Return each entry precisely as it appears below.

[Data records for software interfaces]
--- --- ---
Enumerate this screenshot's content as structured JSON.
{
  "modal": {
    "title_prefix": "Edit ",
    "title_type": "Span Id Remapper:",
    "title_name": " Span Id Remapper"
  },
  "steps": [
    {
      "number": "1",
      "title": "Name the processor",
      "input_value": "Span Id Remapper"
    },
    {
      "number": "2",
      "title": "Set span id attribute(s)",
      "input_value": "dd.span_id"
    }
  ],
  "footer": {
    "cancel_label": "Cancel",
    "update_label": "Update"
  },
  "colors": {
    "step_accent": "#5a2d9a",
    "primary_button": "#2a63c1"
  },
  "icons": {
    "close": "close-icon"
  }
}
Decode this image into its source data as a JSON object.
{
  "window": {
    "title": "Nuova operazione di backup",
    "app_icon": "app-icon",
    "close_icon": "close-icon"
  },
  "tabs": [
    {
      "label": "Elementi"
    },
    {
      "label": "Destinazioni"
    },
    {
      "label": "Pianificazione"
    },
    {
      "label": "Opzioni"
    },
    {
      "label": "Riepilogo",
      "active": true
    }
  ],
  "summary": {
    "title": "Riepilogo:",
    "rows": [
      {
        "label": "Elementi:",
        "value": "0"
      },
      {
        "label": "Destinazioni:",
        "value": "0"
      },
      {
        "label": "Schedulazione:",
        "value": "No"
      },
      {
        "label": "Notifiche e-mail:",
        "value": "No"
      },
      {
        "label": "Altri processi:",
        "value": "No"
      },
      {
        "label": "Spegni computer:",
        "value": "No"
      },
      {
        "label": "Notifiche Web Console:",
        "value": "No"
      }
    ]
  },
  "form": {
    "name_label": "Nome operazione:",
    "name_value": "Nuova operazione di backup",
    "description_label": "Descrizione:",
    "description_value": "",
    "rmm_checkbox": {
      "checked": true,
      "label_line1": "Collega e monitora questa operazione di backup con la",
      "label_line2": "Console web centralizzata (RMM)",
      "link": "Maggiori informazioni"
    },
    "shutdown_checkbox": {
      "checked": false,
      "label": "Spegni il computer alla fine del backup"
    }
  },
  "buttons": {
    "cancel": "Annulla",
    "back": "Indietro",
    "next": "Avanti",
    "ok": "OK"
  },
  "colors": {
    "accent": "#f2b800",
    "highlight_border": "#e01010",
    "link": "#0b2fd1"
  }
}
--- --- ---
> [REPLY]
Enumerate this screenshot's content as structured JSON.
{
  "modal": {
    "title_prefix": "Edit ",
    "title_type": "Span Id Remapper:",
    "title_name": " Span Id Remapper"
  },
  "steps": [
    {
      "number": "1",
      "title": "Name the processor",
      "input_value": "Span Id Remapper"
    },
    {
      "number": "2",
      "title": "Set span id attribute(s)",
      "input_value": "dd.span_id"
    }
  ],
  "footer": {
    "cancel_label": "Cancel",
    "update_label": "Update"
  },
  "colors": {
    "step_accent": "#5a2d9a",
    "primary_button": "#2a63c1"
  },
  "icons": {
    "close": "close-icon"
  }
}
Decode this image into its source data as a JSON object.
{
  "window": {
    "title": "Nuova operazione di backup",
    "app_icon": "app-icon",
    "close_icon": "close-icon"
  },
  "tabs": [
    {
      "label": "Elementi"
    },
    {
      "label": "Destinazioni"
    },
    {
      "label": "Pianificazione"
    },
    {
      "label": "Opzioni"
    },
    {
      "label": "Riepilogo",
      "active": true
    }
  ],
  "summary": {
    "title": "Riepilogo:",
    "rows": [
      {
        "label": "Elementi:",
        "value": "0"
      },
      {
        "label": "Destinazioni:",
        "value": "0"
      },
      {
        "label": "Schedulazione:",
        "value": "No"
      },
      {
        "label": "Notifiche e-mail:",
        "value": "No"
      },
      {
        "label": "Altri processi:",
        "value": "No"
      },
      {
        "label": "Spegni computer:",
        "value": "No"
      },
      {
        "label": "Notifiche Web Console:",
        "value": "No"
      }
    ]
  },
  "form": {
    "name_label": "Nome operazione:",
    "name_value": "Nuova operazione di backup",
    "description_label": "Descrizione:",
    "description_value": "",
    "rmm_checkbox": {
      "checked": true,
      "label_line1": "Collega e monitora questa operazione di backup con la",
      "label_line2": "Console web centralizzata (RMM)",
      "link": "Maggiori informazioni"
    },
    "shutdown_checkbox": {
      "checked": false,
      "label": "Spegni il computer alla fine del backup"
    }
  },
  "buttons": {
    "cancel": "Annulla",
    "back": "Indietro",
    "next": "Avanti",
    "ok": "OK"
  },
  "colors": {
    "accent": "#f2b800",
    "highlight_border": "#e01010",
    "link": "#0b2fd1"
  }
}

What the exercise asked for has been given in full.